> [Exercise description]
What you return must be the complete listing, unchanged.

(Data shown begins)

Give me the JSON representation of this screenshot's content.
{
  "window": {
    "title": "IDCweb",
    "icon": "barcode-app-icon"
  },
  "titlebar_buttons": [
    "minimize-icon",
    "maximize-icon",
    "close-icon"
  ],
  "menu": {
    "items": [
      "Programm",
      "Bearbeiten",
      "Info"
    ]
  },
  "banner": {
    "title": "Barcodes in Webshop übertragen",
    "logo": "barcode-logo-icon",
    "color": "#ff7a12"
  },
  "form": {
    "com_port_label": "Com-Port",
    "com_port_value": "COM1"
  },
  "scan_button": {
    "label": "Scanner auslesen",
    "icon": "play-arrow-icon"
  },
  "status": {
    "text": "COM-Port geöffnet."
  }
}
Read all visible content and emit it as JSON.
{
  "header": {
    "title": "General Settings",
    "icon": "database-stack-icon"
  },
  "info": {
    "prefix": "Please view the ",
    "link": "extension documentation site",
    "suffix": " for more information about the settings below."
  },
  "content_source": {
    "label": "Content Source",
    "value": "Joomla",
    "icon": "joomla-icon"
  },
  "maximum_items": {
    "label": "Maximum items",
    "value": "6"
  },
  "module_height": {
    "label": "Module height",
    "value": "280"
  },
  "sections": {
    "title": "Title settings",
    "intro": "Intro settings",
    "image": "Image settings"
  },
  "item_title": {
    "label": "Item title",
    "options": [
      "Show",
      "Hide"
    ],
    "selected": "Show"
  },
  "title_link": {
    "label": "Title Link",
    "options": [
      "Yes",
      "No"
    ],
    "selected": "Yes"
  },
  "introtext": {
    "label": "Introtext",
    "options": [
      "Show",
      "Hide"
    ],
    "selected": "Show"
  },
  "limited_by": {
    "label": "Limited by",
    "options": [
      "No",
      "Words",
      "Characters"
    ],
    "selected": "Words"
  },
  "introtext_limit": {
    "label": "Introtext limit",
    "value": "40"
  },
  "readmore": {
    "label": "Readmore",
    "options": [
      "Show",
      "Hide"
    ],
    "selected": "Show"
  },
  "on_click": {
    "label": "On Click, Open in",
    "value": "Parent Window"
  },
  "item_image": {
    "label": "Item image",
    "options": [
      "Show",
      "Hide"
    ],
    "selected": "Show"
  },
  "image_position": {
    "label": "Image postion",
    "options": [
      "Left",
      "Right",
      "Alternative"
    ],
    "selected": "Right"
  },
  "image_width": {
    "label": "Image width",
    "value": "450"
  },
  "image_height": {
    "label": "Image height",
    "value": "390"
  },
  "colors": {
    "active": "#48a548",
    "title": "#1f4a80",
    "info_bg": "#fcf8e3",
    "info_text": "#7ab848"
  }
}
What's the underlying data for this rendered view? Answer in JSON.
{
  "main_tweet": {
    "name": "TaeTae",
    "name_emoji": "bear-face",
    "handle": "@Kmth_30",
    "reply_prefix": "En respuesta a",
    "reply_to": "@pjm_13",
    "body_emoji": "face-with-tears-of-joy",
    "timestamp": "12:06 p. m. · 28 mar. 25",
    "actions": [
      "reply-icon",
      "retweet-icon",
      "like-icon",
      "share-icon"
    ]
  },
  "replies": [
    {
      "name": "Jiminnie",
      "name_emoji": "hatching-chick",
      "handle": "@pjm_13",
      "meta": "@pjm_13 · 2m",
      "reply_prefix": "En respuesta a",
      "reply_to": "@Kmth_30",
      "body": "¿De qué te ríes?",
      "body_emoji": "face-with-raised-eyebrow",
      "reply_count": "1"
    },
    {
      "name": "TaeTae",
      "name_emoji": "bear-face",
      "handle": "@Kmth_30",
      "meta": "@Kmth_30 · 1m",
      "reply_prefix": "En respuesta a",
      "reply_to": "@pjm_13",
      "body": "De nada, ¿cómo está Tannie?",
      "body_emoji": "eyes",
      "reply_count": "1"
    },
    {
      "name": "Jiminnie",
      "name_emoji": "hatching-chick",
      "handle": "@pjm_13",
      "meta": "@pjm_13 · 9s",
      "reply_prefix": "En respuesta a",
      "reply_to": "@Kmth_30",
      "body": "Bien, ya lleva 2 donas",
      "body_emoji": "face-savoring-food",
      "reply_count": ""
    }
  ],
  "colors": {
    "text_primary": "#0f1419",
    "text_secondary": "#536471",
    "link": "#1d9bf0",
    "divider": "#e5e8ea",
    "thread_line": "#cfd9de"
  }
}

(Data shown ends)

> [Your solution]
Give me the JSON representation of this screenshot's content.
{
  "window": {
    "title": "IDCweb",
    "icon": "barcode-app-icon"
  },
  "titlebar_buttons": [
    "minimize-icon",
    "maximize-icon",
    "close-icon"
  ],
  "menu": {
    "items": [
      "Programm",
      "Bearbeiten",
      "Info"
    ]
  },
  "banner": {
    "title": "Barcodes in Webshop übertragen",
    "logo": "barcode-logo-icon",
    "color": "#ff7a12"
  },
  "form": {
    "com_port_label": "Com-Port",
    "com_port_value": "COM1"
  },
  "scan_button": {
    "label": "Scanner auslesen",
    "icon": "play-arrow-icon"
  },
  "status": {
    "text": "COM-Port geöffnet."
  }
}
Read all visible content and emit it as JSON.
{
  "header": {
    "title": "General Settings",
    "icon": "database-stack-icon"
  },
  "info": {
    "prefix": "Please view the ",
    "link": "extension documentation site",
    "suffix": " for more information about the settings below."
  },
  "content_source": {
    "label": "Content Source",
    "value": "Joomla",
    "icon": "joomla-icon"
  },
  "maximum_items": {
    "label": "Maximum items",
    "value": "6"
  },
  "module_height": {
    "label": "Module height",
    "value": "280"
  },
  "sections": {
    "title": "Title settings",
    "intro": "Intro settings",
    "image": "Image settings"
  },
  "item_title": {
    "label": "Item title",
    "options": [
      "Show",
      "Hide"
    ],
    "selected": "Show"
  },
  "title_link": {
    "label": "Title Link",
    "options": [
      "Yes",
      "No"
    ],
    "selected": "Yes"
  },
  "introtext": {
    "label": "Introtext",
    "options": [
      "Show",
      "Hide"
    ],
    "selected": "Show"
  },
  "limited_by": {
    "label": "Limited by",
    "options": [
      "No",
      "Words",
      "Characters"
    ],
    "selected": "Words"
  },
  "introtext_limit": {
    "label": "Introtext limit",
    "value": "40"
  },
  "readmore": {
    "label": "Readmore",
    "options": [
      "Show",
      "Hide"
    ],
    "selected": "Show"
  },
  "on_click": {
    "label": "On Click, Open in",
    "value": "Parent Window"
  },
  "item_image": {
    "label": "Item image",
    "options": [
      "Show",
      "Hide"
    ],
    "selected": "Show"
  },
  "image_position": {
    "label": "Image postion",
    "options": [
      "Left",
      "Right",
      "Alternative"
    ],
    "selected": "Right"
  },
  "image_width": {
    "label": "Image width",
    "value": "450"
  },
  "image_height": {
    "label": "Image height",
    "value": "390"
  },
  "colors": {
    "active": "#48a548",
    "title": "#1f4a80",
    "info_bg": "#fcf8e3",
    "info_text": "#7ab848"
  }
}
What's the underlying data for this rendered view? Answer in JSON.
{
  "main_tweet": {
    "name": "TaeTae",
    "name_emoji": "bear-face",
    "handle": "@Kmth_30",
    "reply_prefix": "En respuesta a",
    "reply_to": "@pjm_13",
    "body_emoji": "face-with-tears-of-joy",
    "timestamp": "12:06 p. m. · 28 mar. 25",
    "actions": [
      "reply-icon",
      "retweet-icon",
      "like-icon",
      "share-icon"
    ]
  },
  "replies": [
    {
      "name": "Jiminnie",
      "name_emoji": "hatching-chick",
      "handle": "@pjm_13",
      "meta": "@pjm_13 · 2m",
      "reply_prefix": "En respuesta a",
      "reply_to": "@Kmth_30",
      "body": "¿De qué te ríes?",
      "body_emoji": "face-with-raised-eyebrow",
      "reply_count": "1"
    },
    {
      "name": "TaeTae",
      "name_emoji": "bear-face",
      "handle": "@Kmth_30",
      "meta": "@Kmth_30 · 1m",
      "reply_prefix": "En respuesta a",
      "reply_to": "@pjm_13",
      "body": "De nada, ¿cómo está Tannie?",
      "body_emoji": "eyes",
      "reply_count": "1"
    },
    {
      "name": "Jiminnie",
      "name_emoji": "hatching-chick",
      "handle": "@pjm_13",
      "meta": "@pjm_13 · 9s",
      "reply_prefix": "En respuesta a",
      "reply_to": "@Kmth_30",
      "body": "Bien, ya lleva 2 donas",
      "body_emoji": "face-savoring-food",
      "reply_count": ""
    }
  ],
  "colors": {
    "text_primary": "#0f1419",
    "text_secondary": "#536471",
    "link": "#1d9bf0",
    "divider": "#e5e8ea",
    "thread_line": "#cfd9de"
  }
}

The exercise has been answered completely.